TASK REQUIREMENTS:
Pictures stay out of your copy, but everything else in the records below must be repeated exactly.
******
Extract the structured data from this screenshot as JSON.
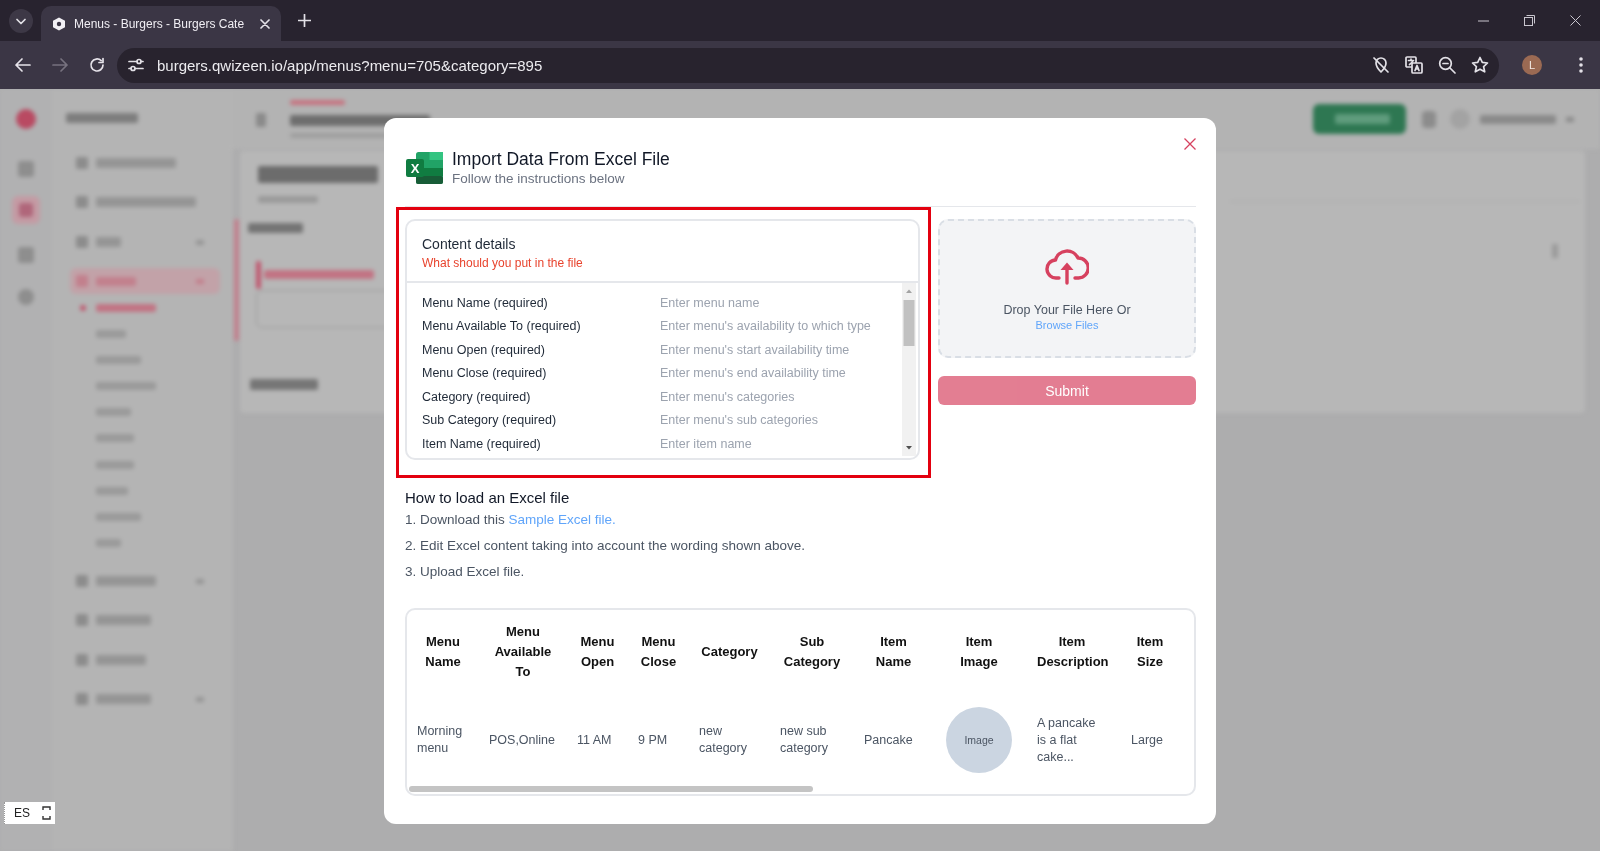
{
  "browser": {
    "tabs": [
      {
        "title": "Menus - Burgers - Burgers Cate",
        "selected": true
      }
    ],
    "nav": [
      {
        "kind": "back",
        "disabled": false
      },
      {
        "kind": "forward",
        "disabled": true
      },
      {
        "kind": "reload",
        "disabled": false
      }
    ],
    "url": "burgers.qwizeen.io/app/menus?menu=705&category=895",
    "profile": {
      "initial": "L"
    }
  },
  "dialog": {
    "icon_letter": "X",
    "title": "Import Data From Excel File",
    "subtitle": "Follow the instructions below",
    "content_details": {
      "title": "Content details",
      "subtitle": "What should you put in the file",
      "highlighted": true,
      "rows": [
        {
          "field": "Menu Name (required)",
          "hint": "Enter menu name"
        },
        {
          "field": "Menu Available To (required)",
          "hint": "Enter menu's availability to which type"
        },
        {
          "field": "Menu Open (required)",
          "hint": "Enter menu's start availability time"
        },
        {
          "field": "Menu Close (required)",
          "hint": "Enter menu's end availability time"
        },
        {
          "field": "Category (required)",
          "hint": "Enter menu's categories"
        },
        {
          "field": "Sub Category (required)",
          "hint": "Enter menu's sub categories"
        },
        {
          "field": "Item Name (required)",
          "hint": "Enter item name"
        }
      ]
    },
    "upload": {
      "text": "Drop Your File Here Or",
      "link": "Browse Files"
    },
    "submit": {
      "label": "Submit",
      "disabled": true
    },
    "instructions": {
      "title": "How to load an Excel file",
      "steps": [
        {
          "text": "1. Download this ",
          "link": "Sample Excel file."
        },
        {
          "text": "2. Edit Excel content taking into account the wording shown above."
        },
        {
          "text": "3. Upload Excel file."
        }
      ]
    },
    "sample_table": {
      "columns": [
        "Menu Name",
        "Menu Available To",
        "Menu Open",
        "Menu Close",
        "Category",
        "Sub Category",
        "Item Name",
        "Item Image",
        "Item Description",
        "Item Size"
      ],
      "rows": [
        [
          {
            "kind": "text",
            "text": "Morning menu"
          },
          {
            "kind": "text",
            "text": "POS,Online"
          },
          {
            "kind": "text",
            "text": "11 AM"
          },
          {
            "kind": "text",
            "text": "9 PM"
          },
          {
            "kind": "text",
            "text": "new category"
          },
          {
            "kind": "text",
            "text": "new sub category"
          },
          {
            "kind": "text",
            "text": "Pancake"
          },
          {
            "kind": "image",
            "text": "Image"
          },
          {
            "kind": "text",
            "text": "A pancake is a flat cake..."
          },
          {
            "kind": "text",
            "text": "Large"
          }
        ]
      ]
    }
  },
  "language_widget": {
    "label": "ES"
  }
}
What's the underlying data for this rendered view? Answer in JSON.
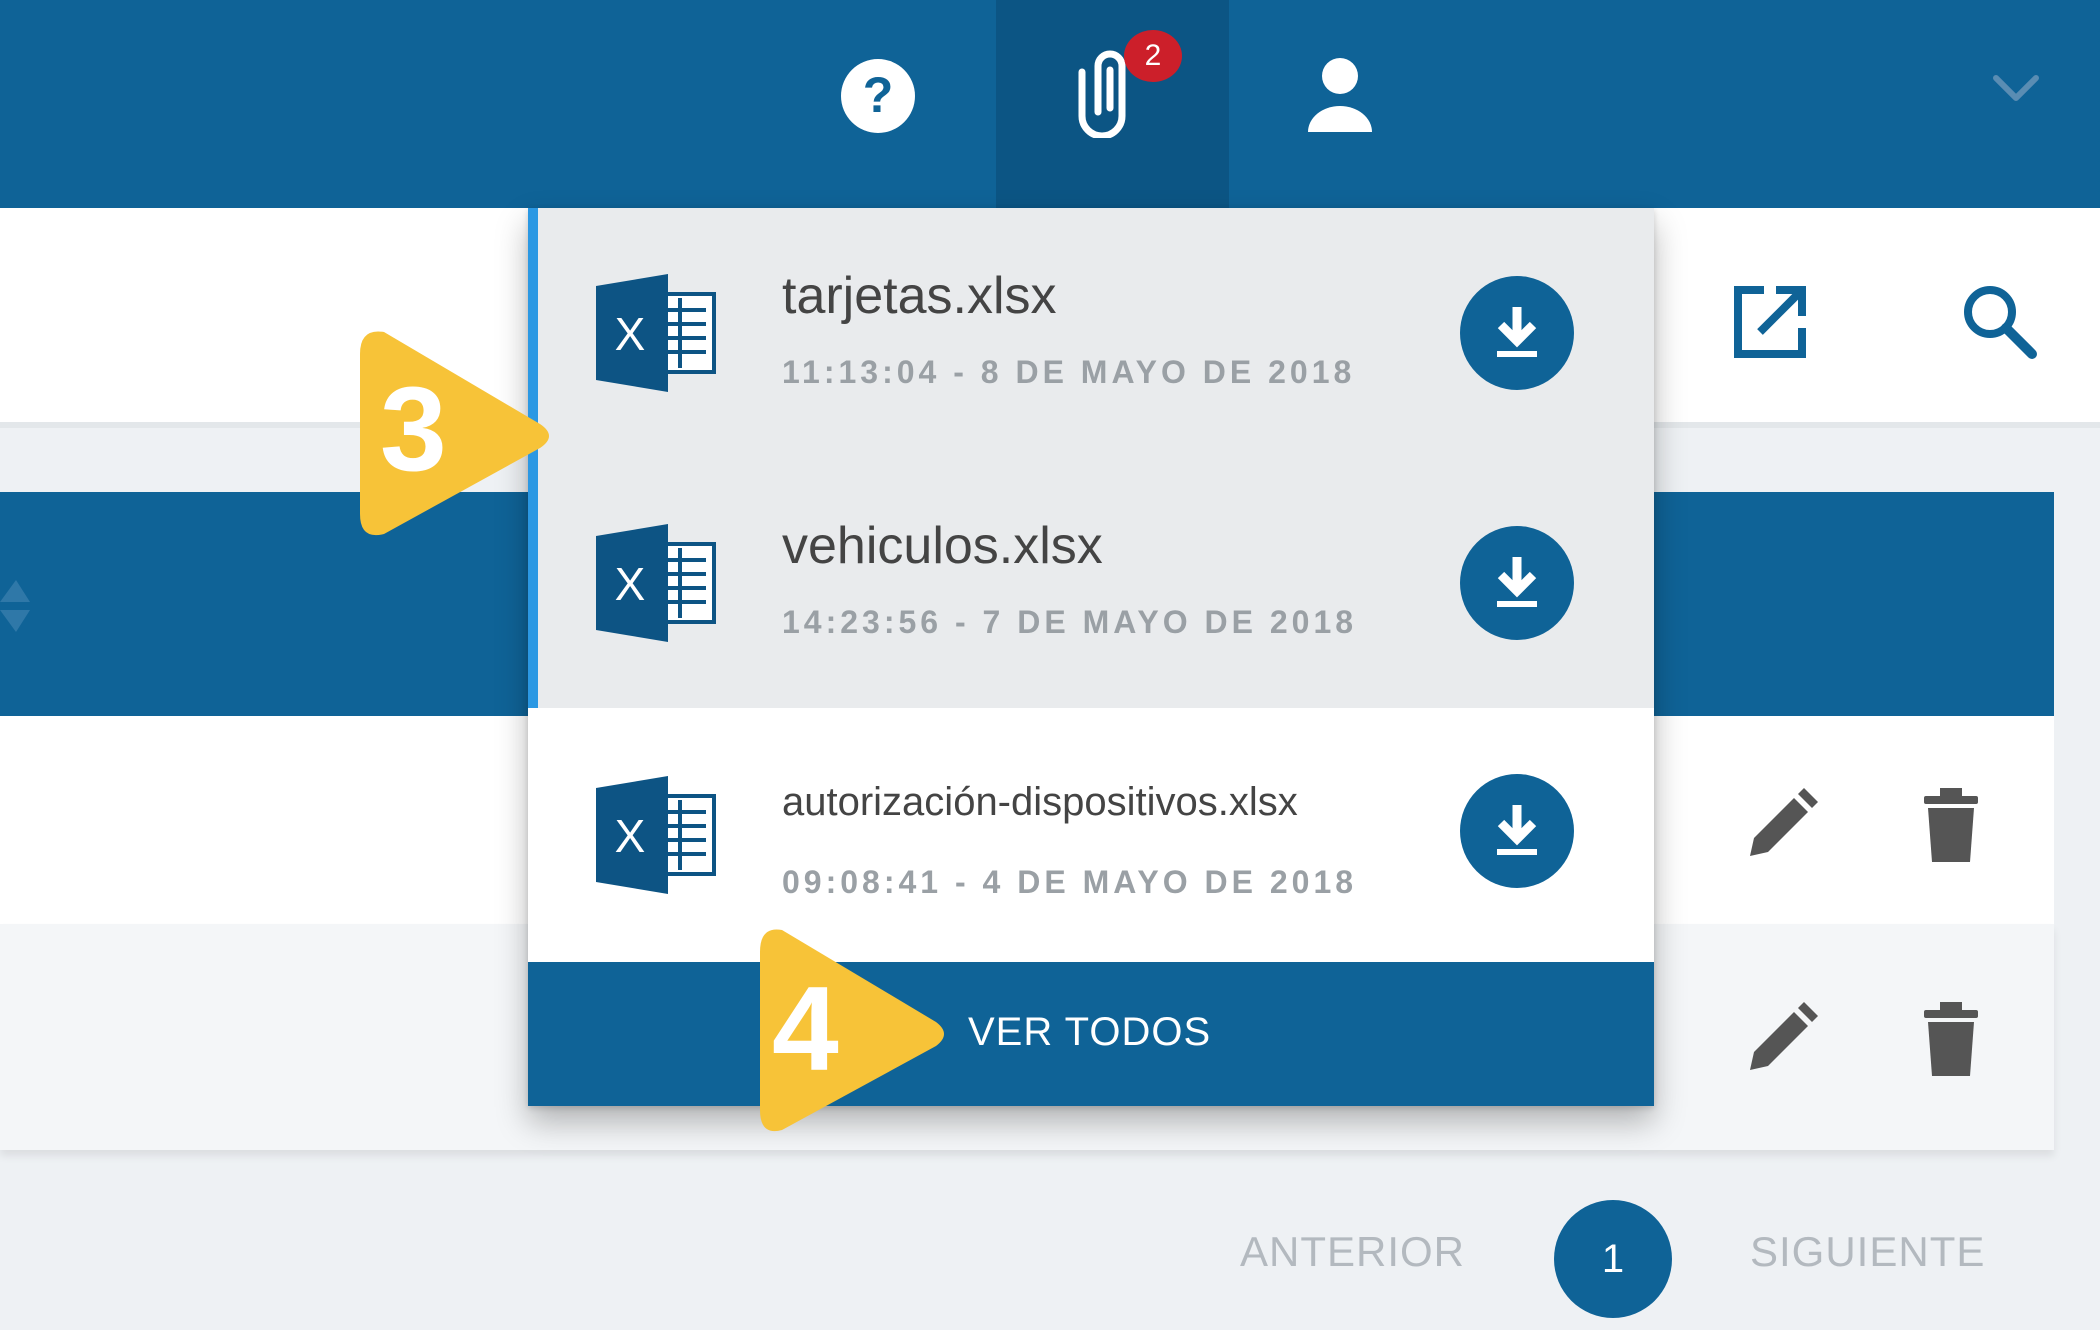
{
  "header": {
    "help_icon": "help-circle-icon",
    "attachments_icon": "paperclip-icon",
    "attachments_badge": "2",
    "user_icon": "user-icon",
    "menu_icon": "chevron-down-icon"
  },
  "toolbar": {
    "open_icon": "open-external-icon",
    "search_icon": "search-icon"
  },
  "downloads": {
    "items": [
      {
        "name": "tarjetas.xlsx",
        "timestamp": "11:13:04 - 8 DE MAYO DE 2018",
        "unread": true
      },
      {
        "name": "vehiculos.xlsx",
        "timestamp": "14:23:56 - 7 DE MAYO DE 2018",
        "unread": true
      },
      {
        "name": "autorización-dispositivos.xlsx",
        "timestamp": "09:08:41 - 4 DE MAYO DE 2018",
        "unread": false
      }
    ],
    "view_all_label": "VER TODOS"
  },
  "callouts": {
    "first": "3",
    "second": "4"
  },
  "pagination": {
    "prev_label": "ANTERIOR",
    "current_page": "1",
    "next_label": "SIGUIENTE"
  },
  "colors": {
    "primary": "#0f6397",
    "badge": "#cc1f2a",
    "unread_bar": "#2b98e3",
    "callout": "#f7c338"
  }
}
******
YOUR SOLUTION:
Extract the structured data from this screenshot as JSON.
{
  "browser": {
    "tabs": [
      {
        "title": "Menus - Burgers - Burgers Cate",
        "selected": true
      }
    ],
    "nav": [
      {
        "kind": "back",
        "disabled": false
      },
      {
        "kind": "forward",
        "disabled": true
      },
      {
        "kind": "reload",
        "disabled": false
      }
    ],
    "url": "burgers.qwizeen.io/app/menus?menu=705&category=895",
    "profile": {
      "initial": "L"
    }
  },
  "dialog": {
    "icon_letter": "X",
    "title": "Import Data From Excel File",
    "subtitle": "Follow the instructions below",
    "content_details": {
      "title": "Content details",
      "subtitle": "What should you put in the file",
      "highlighted": true,
      "rows": [
        {
          "field": "Menu Name (required)",
          "hint": "Enter menu name"
        },
        {
          "field": "Menu Available To (required)",
          "hint": "Enter menu's availability to which type"
        },
        {
          "field": "Menu Open (required)",
          "hint": "Enter menu's start availability time"
        },
        {
          "field": "Menu Close (required)",
          "hint": "Enter menu's end availability time"
        },
        {
          "field": "Category (required)",
          "hint": "Enter menu's categories"
        },
        {
          "field": "Sub Category (required)",
          "hint": "Enter menu's sub categories"
        },
        {
          "field": "Item Name (required)",
          "hint": "Enter item name"
        }
      ]
    },
    "upload": {
      "text": "Drop Your File Here Or",
      "link": "Browse Files"
    },
    "submit": {
      "label": "Submit",
      "disabled": true
    },
    "instructions": {
      "title": "How to load an Excel file",
      "steps": [
        {
          "text": "1. Download this ",
          "link": "Sample Excel file."
        },
        {
          "text": "2. Edit Excel content taking into account the wording shown above."
        },
        {
          "text": "3. Upload Excel file."
        }
      ]
    },
    "sample_table": {
      "columns": [
        "Menu Name",
        "Menu Available To",
        "Menu Open",
        "Menu Close",
        "Category",
        "Sub Category",
        "Item Name",
        "Item Image",
        "Item Description",
        "Item Size"
      ],
      "rows": [
        [
          {
            "kind": "text",
            "text": "Morning menu"
          },
          {
            "kind": "text",
            "text": "POS,Online"
          },
          {
            "kind": "text",
            "text": "11 AM"
          },
          {
            "kind": "text",
            "text": "9 PM"
          },
          {
            "kind": "text",
            "text": "new category"
          },
          {
            "kind": "text",
            "text": "new sub category"
          },
          {
            "kind": "text",
            "text": "Pancake"
          },
          {
            "kind": "image",
            "text": "Image"
          },
          {
            "kind": "text",
            "text": "A pancake is a flat cake..."
          },
          {
            "kind": "text",
            "text": "Large"
          }
        ]
      ]
    }
  },
  "language_widget": {
    "label": "ES"
  }
}
What's the underlying data for this rendered view? Answer in JSON.
{
  "header": {
    "help_icon": "help-circle-icon",
    "attachments_icon": "paperclip-icon",
    "attachments_badge": "2",
    "user_icon": "user-icon",
    "menu_icon": "chevron-down-icon"
  },
  "toolbar": {
    "open_icon": "open-external-icon",
    "search_icon": "search-icon"
  },
  "downloads": {
    "items": [
      {
        "name": "tarjetas.xlsx",
        "timestamp": "11:13:04 - 8 DE MAYO DE 2018",
        "unread": true
      },
      {
        "name": "vehiculos.xlsx",
        "timestamp": "14:23:56 - 7 DE MAYO DE 2018",
        "unread": true
      },
      {
        "name": "autorización-dispositivos.xlsx",
        "timestamp": "09:08:41 - 4 DE MAYO DE 2018",
        "unread": false
      }
    ],
    "view_all_label": "VER TODOS"
  },
  "callouts": {
    "first": "3",
    "second": "4"
  },
  "pagination": {
    "prev_label": "ANTERIOR",
    "current_page": "1",
    "next_label": "SIGUIENTE"
  },
  "colors": {
    "primary": "#0f6397",
    "badge": "#cc1f2a",
    "unread_bar": "#2b98e3",
    "callout": "#f7c338"
  }
}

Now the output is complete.